Background. Recess is a great opportunity to interrupt sedentary behaviour and increase moderate-to-vigorous physical activity (MVPA) in schoolchildren. This quasi-experimental study aimed to compare the levels of physical activity (PA) during the school day of children in a school intervention programme vs. those in a control group, and to determine compliance with MVPA recommendations. Methods. A sample of 154 schoolchildren (6–12 years old) was obtained from several schools (70 with the intervention and 84 controls). This programme was structured with a duration of 90 min/session and performed three times/week. PA levels were recorded with triaxial accelerometers during the school day: during recess, during a PA session or physical education session (PE), and during lunchtime. No pre-intervention evaluation was performed. Results.

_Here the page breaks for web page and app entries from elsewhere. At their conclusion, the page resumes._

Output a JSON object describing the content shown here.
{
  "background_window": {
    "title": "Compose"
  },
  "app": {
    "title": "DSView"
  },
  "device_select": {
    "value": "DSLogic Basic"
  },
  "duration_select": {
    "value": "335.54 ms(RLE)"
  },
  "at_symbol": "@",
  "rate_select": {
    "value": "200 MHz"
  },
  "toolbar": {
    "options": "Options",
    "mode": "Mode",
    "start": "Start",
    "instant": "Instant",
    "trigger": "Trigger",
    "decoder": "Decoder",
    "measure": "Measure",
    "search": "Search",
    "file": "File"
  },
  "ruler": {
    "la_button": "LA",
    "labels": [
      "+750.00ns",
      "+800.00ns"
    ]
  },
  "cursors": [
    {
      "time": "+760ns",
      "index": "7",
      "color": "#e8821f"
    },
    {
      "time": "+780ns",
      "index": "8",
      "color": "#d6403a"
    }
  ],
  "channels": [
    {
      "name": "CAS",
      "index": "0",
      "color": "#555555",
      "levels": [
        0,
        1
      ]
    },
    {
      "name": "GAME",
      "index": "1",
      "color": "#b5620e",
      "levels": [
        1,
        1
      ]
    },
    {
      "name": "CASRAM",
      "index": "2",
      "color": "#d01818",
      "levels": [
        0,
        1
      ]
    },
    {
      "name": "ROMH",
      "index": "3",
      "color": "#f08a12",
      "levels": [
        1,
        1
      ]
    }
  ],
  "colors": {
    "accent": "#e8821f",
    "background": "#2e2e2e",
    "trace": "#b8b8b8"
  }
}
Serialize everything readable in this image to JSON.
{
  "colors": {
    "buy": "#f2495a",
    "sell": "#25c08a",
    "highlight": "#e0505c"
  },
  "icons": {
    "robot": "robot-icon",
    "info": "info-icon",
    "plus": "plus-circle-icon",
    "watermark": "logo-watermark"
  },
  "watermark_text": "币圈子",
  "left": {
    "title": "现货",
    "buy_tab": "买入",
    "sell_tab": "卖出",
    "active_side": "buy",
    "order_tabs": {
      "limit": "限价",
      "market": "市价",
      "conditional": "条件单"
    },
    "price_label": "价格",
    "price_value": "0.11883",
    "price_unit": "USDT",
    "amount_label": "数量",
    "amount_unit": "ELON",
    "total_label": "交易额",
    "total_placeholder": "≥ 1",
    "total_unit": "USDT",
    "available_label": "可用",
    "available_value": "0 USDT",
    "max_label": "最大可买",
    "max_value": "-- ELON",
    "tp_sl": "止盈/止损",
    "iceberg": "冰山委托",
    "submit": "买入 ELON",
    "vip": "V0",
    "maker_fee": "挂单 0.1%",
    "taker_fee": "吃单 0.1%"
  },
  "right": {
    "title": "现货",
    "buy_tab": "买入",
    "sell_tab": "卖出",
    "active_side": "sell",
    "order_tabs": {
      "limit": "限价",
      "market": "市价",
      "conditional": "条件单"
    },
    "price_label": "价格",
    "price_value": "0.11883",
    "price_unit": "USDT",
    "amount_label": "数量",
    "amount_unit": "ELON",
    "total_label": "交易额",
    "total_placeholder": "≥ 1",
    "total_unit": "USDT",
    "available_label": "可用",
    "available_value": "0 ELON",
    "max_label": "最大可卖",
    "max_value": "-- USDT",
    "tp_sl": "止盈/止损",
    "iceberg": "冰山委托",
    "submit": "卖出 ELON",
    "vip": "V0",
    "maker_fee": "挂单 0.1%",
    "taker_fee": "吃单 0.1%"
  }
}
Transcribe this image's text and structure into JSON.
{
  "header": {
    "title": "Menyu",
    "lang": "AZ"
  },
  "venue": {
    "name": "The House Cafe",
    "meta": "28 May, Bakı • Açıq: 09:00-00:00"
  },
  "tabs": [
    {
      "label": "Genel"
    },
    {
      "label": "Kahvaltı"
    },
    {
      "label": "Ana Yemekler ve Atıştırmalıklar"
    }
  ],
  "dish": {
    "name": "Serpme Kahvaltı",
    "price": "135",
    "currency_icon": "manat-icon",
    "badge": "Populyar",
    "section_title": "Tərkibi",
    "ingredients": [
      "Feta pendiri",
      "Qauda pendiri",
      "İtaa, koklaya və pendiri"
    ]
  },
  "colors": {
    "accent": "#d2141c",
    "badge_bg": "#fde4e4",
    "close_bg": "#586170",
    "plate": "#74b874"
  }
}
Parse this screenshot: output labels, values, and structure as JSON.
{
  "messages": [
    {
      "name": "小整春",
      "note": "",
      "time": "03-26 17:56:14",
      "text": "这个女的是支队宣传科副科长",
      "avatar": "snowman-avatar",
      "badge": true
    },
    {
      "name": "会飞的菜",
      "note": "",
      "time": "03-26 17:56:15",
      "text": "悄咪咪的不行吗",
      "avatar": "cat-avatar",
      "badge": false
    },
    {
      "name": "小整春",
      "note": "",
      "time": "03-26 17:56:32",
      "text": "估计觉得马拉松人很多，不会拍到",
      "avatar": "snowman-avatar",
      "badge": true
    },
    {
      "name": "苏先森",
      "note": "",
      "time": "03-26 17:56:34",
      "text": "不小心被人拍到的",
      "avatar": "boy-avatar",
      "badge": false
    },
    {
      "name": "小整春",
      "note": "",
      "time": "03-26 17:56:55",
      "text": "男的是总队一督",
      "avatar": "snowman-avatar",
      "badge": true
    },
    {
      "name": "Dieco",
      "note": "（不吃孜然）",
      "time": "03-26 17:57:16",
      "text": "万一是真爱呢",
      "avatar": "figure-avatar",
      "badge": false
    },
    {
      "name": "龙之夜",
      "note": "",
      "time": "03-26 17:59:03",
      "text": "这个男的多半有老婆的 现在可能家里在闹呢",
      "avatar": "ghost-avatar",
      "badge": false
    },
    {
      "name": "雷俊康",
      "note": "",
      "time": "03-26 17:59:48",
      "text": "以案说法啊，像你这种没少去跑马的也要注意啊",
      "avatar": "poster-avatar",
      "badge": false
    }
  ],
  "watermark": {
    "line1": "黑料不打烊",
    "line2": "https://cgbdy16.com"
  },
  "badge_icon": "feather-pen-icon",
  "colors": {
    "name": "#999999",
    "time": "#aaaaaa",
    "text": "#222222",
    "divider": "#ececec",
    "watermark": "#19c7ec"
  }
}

The MVPA of the control group was higher than that of the intervention group during the first recess (p < 0.001). None of the groups complied with the recommendations for steps during the PA or PE sessions. During the PA session, sedentary time was lower and MVPA was higher, in the intervention group than in the control group. Fifty percent of the children from the intervention group complied with the MVPA recommendations, vs. 22.7% of those in the control group. Conclusions. The schoolchildren in the intervention group performed more MVPA than those in the control group. Future interventions could include other periods, such as recess and lunchtime, which are opportunities for improving the MVPA levels of schoolchildren.
|Number of pages||14|
|Journal||International Journal of Environmental Research and Public Health|
|State||Published - 2020|
- Physical activity
- Physical education